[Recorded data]

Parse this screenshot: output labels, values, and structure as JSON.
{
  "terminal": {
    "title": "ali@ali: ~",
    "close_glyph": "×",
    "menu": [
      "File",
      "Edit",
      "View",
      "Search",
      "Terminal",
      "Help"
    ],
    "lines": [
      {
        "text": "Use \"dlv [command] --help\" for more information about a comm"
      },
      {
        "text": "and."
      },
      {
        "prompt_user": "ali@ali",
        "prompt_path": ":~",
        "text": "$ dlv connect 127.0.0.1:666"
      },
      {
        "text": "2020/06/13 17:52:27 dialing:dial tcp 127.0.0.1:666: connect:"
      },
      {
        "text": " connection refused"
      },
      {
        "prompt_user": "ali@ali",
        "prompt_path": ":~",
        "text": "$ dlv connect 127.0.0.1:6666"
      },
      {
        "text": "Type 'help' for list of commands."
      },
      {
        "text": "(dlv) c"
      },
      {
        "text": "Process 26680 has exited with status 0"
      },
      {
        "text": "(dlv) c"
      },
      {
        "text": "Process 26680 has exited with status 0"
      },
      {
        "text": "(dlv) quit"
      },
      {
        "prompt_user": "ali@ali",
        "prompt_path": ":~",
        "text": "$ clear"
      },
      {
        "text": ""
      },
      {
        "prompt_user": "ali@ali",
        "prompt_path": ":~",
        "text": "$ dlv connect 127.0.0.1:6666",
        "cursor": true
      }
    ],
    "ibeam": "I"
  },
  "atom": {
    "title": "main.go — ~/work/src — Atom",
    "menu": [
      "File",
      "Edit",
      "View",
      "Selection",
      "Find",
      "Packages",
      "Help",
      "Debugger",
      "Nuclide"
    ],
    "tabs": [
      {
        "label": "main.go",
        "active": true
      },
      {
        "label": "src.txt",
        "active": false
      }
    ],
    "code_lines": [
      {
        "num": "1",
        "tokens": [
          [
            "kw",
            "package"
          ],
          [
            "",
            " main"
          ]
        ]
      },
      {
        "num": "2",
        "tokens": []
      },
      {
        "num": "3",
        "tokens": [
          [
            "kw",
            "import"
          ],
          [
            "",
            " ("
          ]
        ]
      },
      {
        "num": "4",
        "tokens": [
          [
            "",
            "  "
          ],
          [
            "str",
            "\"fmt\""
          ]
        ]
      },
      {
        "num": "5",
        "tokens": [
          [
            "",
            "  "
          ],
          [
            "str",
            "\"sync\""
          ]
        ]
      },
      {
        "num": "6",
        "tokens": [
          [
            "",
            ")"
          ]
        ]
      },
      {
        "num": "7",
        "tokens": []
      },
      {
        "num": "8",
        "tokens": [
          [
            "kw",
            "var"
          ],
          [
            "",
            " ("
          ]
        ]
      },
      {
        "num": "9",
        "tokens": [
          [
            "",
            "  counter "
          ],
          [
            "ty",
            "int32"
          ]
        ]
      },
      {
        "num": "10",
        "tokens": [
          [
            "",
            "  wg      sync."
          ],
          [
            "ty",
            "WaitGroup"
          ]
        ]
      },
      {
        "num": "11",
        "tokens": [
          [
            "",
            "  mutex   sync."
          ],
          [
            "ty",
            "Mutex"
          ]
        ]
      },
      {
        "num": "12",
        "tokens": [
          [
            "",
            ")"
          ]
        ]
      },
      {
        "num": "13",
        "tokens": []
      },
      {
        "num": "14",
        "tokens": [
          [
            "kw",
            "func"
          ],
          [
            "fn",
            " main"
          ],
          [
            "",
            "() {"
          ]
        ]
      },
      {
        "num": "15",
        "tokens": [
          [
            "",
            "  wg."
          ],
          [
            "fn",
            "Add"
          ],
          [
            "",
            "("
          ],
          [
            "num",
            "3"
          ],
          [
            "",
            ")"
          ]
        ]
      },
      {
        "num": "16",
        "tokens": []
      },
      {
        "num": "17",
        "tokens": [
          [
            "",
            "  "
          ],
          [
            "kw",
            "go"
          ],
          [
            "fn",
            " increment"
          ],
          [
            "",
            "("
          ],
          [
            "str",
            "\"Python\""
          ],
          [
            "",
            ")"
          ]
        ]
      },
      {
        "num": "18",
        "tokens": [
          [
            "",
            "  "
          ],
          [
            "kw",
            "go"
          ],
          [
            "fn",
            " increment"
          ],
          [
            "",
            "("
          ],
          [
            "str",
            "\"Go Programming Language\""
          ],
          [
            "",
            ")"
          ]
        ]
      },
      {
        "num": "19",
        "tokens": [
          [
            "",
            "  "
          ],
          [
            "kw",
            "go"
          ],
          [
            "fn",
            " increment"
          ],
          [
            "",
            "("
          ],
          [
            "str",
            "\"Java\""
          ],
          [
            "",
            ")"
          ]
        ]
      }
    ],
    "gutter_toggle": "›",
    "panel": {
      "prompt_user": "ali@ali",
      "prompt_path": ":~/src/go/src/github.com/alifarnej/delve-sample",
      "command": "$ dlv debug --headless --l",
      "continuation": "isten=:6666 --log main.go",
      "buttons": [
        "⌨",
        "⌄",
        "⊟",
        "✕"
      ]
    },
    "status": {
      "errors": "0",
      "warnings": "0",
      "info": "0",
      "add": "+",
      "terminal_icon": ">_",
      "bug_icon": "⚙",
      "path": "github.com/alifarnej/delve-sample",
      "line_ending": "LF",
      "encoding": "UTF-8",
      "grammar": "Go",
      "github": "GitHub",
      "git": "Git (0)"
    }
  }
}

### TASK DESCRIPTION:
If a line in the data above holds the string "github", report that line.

### ANSWER TO THIS TASK:
      "prompt_path": ":~/src/go/src/github.com/alifarnej/delve-sample",
      "path": "github.com/alifarnej/delve-sample",
      "github": "GitHub",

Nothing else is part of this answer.